  • Cement-Based -- Made from a blend of Portland cement and powdered pigments mixed with water, cement-based caulk comes in varieties with and without sand. Sand bulks up grout and keeps it from shrinking in joints, making it a better choice for tiles with wider joints. Cement-based grout tends to be porous and prone to staining if left unsealed.
  • Epoxy -- Made of resin and a hardener, epoxy grout also comes in products with and without sand.  Although more expensive than cement-based grout, epoxy grout is known for its stain resistance and hard, durable quality.  This makes it ideal for heavy-traffic areas such as kitchen counters, backsplashes and floors. 

When to Apply Grout

Use grout to connect, seal and repair floor tiles, kitchen tile walls and countertops, backsplashes, bathroom and tub tile, and any other areas that consist of tile.

Promoted By Zergnet

Comments

You May Also Like

  • Sanded Vs. Non-Sanded Grout for Tile

    Homeowners must always apply grout to their tiles while installing them. This grout acts partially as a mortar to help bind the...

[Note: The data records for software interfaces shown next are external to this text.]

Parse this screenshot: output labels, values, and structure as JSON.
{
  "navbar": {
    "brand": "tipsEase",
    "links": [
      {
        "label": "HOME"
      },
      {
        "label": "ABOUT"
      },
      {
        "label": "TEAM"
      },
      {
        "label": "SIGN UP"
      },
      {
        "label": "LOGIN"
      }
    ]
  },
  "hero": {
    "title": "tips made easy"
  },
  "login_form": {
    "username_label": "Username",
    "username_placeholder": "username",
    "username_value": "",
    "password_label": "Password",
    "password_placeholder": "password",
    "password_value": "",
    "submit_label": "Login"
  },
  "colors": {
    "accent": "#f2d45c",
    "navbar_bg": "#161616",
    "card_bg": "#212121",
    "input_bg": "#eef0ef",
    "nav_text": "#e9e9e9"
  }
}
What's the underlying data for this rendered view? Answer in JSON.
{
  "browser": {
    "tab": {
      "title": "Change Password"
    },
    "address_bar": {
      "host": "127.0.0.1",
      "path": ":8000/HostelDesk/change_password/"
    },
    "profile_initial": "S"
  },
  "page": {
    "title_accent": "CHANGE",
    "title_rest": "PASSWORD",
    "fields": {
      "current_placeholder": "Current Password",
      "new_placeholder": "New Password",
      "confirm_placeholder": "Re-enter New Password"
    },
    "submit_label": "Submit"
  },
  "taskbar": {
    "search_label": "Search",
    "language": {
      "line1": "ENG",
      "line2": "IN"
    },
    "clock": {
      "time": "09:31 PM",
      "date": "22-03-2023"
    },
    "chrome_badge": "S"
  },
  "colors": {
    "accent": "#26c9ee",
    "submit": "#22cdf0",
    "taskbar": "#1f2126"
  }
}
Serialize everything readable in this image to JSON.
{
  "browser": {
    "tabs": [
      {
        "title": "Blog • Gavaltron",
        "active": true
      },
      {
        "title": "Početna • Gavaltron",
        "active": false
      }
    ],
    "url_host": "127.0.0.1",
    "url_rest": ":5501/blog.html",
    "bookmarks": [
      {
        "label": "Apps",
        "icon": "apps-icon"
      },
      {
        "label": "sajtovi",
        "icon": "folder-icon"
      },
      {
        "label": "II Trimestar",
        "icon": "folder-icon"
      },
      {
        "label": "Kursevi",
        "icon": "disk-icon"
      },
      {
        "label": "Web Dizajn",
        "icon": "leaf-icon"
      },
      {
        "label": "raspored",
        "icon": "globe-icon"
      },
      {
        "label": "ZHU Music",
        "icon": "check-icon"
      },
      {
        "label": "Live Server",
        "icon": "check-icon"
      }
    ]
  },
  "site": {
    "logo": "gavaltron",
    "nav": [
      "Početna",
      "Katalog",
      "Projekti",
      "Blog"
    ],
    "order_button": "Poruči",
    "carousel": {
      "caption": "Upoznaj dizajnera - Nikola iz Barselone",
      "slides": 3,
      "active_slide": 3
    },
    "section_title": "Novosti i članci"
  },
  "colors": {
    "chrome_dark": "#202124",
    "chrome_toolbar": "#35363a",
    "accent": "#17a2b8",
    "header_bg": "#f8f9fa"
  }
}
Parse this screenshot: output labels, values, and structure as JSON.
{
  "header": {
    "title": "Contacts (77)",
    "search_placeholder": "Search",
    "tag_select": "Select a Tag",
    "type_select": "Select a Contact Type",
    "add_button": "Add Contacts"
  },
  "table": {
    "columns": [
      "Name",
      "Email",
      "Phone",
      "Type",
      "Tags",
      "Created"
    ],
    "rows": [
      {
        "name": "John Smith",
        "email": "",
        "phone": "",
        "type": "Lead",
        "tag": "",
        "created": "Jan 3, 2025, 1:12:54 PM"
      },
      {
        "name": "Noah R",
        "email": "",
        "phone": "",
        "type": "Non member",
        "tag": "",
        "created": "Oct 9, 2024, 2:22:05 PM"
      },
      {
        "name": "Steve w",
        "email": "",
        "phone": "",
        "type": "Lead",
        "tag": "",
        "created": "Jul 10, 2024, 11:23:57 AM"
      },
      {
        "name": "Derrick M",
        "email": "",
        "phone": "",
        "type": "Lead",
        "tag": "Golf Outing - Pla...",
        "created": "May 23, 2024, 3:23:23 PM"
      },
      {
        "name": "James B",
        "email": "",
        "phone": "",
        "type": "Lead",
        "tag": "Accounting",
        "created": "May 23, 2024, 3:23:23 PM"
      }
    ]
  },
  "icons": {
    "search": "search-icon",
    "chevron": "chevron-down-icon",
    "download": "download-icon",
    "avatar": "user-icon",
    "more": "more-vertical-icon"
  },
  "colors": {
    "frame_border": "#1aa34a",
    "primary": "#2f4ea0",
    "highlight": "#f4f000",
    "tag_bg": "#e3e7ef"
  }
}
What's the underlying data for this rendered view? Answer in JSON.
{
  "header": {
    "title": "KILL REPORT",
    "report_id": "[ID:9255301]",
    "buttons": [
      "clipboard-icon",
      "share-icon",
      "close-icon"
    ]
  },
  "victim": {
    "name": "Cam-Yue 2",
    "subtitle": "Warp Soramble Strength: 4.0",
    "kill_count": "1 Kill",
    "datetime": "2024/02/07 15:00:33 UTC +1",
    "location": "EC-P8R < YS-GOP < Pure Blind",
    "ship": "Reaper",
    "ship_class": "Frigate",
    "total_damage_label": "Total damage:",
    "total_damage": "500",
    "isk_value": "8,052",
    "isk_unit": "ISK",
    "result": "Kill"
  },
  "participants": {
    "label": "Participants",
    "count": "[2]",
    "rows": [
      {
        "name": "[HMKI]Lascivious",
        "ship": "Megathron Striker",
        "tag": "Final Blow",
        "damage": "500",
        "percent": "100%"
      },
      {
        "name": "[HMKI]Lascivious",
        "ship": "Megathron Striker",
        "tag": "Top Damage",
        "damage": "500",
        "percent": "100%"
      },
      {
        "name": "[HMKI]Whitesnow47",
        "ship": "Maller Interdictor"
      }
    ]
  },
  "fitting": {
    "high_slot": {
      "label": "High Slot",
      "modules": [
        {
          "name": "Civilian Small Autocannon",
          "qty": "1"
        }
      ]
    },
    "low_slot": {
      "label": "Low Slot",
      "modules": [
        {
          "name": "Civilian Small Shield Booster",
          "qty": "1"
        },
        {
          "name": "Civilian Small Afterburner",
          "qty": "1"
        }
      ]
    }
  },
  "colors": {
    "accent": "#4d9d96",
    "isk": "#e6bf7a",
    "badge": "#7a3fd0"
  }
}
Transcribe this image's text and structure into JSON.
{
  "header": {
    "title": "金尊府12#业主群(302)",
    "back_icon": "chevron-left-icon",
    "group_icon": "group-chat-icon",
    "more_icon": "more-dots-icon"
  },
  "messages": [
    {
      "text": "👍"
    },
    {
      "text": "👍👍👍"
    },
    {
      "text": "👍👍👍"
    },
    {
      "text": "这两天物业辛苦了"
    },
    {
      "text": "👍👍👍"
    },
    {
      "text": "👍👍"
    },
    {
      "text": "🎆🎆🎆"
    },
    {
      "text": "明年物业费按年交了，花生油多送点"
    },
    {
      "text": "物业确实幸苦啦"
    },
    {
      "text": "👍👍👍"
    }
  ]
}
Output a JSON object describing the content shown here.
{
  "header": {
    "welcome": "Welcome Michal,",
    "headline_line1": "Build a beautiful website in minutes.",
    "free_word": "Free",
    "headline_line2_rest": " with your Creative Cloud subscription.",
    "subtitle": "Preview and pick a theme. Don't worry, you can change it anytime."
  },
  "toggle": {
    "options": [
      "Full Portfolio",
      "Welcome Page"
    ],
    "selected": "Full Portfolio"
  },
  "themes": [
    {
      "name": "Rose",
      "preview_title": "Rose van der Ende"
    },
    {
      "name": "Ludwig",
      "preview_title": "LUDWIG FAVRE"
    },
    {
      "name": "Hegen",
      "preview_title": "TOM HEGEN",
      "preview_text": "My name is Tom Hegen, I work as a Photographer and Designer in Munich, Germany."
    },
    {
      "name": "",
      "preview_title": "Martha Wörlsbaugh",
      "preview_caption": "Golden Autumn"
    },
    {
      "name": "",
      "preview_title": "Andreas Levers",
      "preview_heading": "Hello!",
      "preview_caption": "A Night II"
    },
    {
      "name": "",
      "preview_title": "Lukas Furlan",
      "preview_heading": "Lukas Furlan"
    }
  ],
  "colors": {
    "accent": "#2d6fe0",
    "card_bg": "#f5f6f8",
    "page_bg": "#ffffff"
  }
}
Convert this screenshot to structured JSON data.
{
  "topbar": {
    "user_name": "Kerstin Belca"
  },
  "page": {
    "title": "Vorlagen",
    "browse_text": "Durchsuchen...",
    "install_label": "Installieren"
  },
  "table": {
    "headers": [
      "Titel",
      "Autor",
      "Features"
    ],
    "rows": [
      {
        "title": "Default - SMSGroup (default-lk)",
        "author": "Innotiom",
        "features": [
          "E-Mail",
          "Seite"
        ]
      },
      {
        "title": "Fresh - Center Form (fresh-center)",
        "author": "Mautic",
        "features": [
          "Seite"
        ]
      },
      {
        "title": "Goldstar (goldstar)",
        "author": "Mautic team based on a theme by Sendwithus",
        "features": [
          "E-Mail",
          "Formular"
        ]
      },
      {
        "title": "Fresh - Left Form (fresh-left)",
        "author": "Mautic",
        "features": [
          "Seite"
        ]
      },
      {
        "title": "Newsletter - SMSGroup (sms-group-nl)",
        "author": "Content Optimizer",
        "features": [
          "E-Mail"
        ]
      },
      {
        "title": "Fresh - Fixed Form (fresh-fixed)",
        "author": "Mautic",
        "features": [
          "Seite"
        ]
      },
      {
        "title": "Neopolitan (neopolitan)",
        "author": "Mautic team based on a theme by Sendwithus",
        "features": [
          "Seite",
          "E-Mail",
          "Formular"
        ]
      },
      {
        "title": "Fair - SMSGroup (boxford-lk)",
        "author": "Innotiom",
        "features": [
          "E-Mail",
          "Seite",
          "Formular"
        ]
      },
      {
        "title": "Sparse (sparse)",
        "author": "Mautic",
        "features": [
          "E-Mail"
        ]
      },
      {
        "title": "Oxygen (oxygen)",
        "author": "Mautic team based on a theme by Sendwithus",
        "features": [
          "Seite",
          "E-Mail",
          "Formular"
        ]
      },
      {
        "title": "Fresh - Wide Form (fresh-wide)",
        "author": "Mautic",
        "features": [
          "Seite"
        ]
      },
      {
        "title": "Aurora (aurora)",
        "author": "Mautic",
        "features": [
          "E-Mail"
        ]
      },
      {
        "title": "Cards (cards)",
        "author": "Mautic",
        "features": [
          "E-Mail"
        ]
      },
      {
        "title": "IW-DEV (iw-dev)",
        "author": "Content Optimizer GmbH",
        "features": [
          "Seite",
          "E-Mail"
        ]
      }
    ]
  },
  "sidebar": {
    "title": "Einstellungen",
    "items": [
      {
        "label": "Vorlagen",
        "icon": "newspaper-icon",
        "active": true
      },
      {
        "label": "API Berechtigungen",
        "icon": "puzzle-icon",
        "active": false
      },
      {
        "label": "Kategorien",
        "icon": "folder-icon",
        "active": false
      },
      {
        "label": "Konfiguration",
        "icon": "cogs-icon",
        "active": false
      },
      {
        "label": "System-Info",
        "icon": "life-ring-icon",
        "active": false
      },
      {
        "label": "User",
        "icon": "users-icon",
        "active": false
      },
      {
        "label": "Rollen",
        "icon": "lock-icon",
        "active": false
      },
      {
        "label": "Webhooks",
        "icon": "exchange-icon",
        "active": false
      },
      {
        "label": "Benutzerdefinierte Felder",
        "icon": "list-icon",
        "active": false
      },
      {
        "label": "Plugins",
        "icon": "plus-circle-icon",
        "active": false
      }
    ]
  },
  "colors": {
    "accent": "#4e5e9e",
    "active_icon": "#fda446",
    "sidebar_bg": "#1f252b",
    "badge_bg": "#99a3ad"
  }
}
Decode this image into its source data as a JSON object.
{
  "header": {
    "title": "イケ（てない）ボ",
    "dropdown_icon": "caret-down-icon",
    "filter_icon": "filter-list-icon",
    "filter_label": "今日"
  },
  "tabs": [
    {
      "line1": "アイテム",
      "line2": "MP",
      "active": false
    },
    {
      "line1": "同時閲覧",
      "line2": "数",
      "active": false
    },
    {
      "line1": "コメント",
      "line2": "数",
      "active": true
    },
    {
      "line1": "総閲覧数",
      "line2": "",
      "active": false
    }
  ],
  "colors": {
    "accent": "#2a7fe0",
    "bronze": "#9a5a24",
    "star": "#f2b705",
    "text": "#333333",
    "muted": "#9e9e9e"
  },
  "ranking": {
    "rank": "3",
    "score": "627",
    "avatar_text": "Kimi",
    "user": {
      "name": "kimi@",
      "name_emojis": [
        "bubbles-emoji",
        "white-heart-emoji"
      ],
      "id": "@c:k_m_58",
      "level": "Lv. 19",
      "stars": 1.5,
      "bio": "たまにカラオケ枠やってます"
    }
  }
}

  • Sanded Caulk vs. Unsanded

    Caulk has many uses within the home to seal and fill joints. Sanded caulk, with its thicker texture, can be used to...

  • How to Use Caulk Instead of Grout

    Normally, you fill the space between hard tiles (like ceramic or marble) with grout, a form of cement. However, for the spaces...

  • Caulking Tile Grout

    Caulk is a paste- or gel-like substance made from silicone or other similar materials. It extrudes from a tube under pressure from...

  • How to Use Sanded Instead of Unsanded Grout

    Using sanded grout instead of unsanded grout will give you a stronger joint between tiles or block. Sanded grout utilizes sand in...

  • How to Caulk Over Grout

    If you’ve got a tiled backsplash, tub surround or shower stall, there is grout between the tiles. Depending on how the tile...

  • Latex Vs. Silicone Grout

    Latex grout and silicone grout have two different purposes in the installation of tile floors or walls. Grout is the filler applied...

  • Tile Shower Grout vs. Silicone

    Grout and silicone caulk are two very different construction materials, but they are often used in the same projects, especially for the...

Related Searches

Check It Out

22 DIY Ways to Update Your Home on a Small Budget

M
Is DIY in your DNA? Become part of our maker community.
Submit Your Work!